That’s what trapped Lula, and he has spent the past year working himself out of the trap at some considerable political cost. There was no financial crisis in Brazil until foreign investors panicked at the thought of a socialist president, but $6 billion fled the country in the three months before the election in what his closest adviser, Luiz Dulci, called “an act of financial terrorism”, so he had to devote the past year to calming the markets. The price was stagnant growth, rising unemployment, and a lost year on his ambitious programme for creating jobs and fighting poverty.
Lula kept his core supporters loyal through this ordeal by a high-profile foreign policy that included successfully standing up to the United States and Europe at the World Trade Organisation talks in Cancun and visiting Third World icons of another era like Cuba’s Fidel Castro and Libya’s Colonel Muammar Gaddafy. But now, with the currency stabilised, a new agreement with the International Monetary Fund in place, and the Brazilian stock market soaring, he is ready to end the damage-control phase and start governing.
“We’ve cleared the iceberg from the Titanic and welded the holes where she was taking water,” he said last month. He has three years left until the next election to deliver on promises like eight million new jobs (half a million old ones disappeared last year), and programmes like Zero Hunger (“If every citizen is able to eat three times a day, I will have fulfilled my life’s mission”). If the global economy stays reasonably healthy he can probably keep enough of his promises to win another term.
Even now, after a year of disappointment and austerity, Lula retains the support of over two-thirds of Brazilian voters: his transparent integrity inspires trust even when the performance leaves much to be desired. And his first year in office has already established something of great long-term importance: the normal democratic alternation in power between parties of the left and right will not again be a reason for panic in Brazil.
In the same week that I first met Lula 25 years ago, I also spent a day with Fernando Henrique Cardoso, then a leading academic figure in the liberal opposition to the military regime and subsequently Lula’s predecessor as president in 1994-2002. The two men’s personalities and circumstances were hugely different, but what struck me then and still strikes me now is that the long night of the generals had forced them both – and maybe their entire generation — to move away from simplistic ideologies and start grappling with the human realities of Brazil.

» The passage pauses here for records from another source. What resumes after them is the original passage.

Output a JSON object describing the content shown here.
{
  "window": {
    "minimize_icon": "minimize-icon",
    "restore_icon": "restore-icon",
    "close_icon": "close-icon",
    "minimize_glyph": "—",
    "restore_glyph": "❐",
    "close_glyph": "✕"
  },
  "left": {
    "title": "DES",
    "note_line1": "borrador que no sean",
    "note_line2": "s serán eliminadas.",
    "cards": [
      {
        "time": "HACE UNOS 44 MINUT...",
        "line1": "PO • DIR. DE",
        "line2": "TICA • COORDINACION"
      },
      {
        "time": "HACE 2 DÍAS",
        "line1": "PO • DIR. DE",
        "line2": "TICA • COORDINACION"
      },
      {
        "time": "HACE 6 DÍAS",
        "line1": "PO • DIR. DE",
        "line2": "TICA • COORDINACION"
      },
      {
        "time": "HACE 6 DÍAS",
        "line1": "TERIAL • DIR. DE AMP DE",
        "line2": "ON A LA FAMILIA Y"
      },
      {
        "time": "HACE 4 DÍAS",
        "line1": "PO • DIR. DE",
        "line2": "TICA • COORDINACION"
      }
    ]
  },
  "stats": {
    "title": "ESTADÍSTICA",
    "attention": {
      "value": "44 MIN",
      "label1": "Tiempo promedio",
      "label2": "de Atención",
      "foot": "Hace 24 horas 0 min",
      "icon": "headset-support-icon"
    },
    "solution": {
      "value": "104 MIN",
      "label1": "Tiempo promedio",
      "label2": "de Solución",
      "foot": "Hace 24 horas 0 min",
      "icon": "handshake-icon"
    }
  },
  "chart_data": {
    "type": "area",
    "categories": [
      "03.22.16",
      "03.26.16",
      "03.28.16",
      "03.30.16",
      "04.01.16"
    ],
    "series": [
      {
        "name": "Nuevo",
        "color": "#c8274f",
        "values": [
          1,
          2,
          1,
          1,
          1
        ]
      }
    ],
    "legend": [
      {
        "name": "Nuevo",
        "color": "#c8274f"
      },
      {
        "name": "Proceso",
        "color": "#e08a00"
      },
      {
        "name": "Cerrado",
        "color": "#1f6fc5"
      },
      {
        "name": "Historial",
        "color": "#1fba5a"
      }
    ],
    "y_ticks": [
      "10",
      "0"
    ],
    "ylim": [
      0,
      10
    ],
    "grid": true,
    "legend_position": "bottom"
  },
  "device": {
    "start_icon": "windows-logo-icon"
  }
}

Lula berated Cardoso as a ‘neoliberal’ when he was in power, but Cardoso actually did more for the half of Brazil’s 182 million people who live in poverty than any previous president of Brazil. Lula is still vilified as a wild-eyed leftist, but in fiscal and financial matters he has been the very model of responsibility. Brazilian politics has grown up at last.

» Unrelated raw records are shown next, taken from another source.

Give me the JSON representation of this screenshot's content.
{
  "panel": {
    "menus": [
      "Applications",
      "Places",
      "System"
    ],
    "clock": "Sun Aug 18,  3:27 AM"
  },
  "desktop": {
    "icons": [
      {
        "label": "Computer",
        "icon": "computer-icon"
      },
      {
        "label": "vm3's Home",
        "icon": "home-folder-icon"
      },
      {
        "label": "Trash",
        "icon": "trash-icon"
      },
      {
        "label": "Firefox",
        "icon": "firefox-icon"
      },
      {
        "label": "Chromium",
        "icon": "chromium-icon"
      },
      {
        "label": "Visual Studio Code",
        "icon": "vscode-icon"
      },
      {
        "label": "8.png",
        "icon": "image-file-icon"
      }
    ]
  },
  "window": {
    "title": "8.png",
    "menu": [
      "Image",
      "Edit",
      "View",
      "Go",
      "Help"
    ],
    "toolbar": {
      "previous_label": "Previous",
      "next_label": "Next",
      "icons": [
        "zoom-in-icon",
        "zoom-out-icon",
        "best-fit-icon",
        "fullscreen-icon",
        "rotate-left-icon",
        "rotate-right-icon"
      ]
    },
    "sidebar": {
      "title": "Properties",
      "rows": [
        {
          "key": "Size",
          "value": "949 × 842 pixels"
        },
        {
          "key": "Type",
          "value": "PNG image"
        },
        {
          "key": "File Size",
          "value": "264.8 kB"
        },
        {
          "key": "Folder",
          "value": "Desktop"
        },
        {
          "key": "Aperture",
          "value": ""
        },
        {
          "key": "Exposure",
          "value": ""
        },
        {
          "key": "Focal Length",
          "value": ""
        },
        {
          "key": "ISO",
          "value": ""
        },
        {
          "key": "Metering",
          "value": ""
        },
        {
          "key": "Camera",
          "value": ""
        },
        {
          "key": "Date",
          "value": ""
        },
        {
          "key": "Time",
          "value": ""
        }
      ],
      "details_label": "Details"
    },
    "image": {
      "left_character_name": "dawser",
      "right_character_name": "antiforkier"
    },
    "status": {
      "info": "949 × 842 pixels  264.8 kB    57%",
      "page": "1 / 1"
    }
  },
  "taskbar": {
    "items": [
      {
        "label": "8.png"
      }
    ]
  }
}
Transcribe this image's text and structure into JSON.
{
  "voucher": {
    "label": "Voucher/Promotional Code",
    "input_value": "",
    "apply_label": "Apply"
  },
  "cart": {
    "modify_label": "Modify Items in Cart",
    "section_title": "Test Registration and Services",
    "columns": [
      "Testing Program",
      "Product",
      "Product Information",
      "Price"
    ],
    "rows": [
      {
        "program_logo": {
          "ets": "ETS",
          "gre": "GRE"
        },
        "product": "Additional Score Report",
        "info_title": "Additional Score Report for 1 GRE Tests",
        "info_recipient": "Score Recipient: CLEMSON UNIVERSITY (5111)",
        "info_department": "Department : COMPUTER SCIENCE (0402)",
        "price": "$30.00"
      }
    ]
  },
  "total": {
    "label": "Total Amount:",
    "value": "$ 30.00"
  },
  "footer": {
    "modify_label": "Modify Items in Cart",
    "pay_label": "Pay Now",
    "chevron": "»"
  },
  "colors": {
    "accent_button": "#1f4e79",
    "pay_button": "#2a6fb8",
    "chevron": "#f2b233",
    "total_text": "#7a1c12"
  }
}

To shorten to 725 words, omit paragraphs 6 and 9. (“This…easily”; and”We’ve…term”)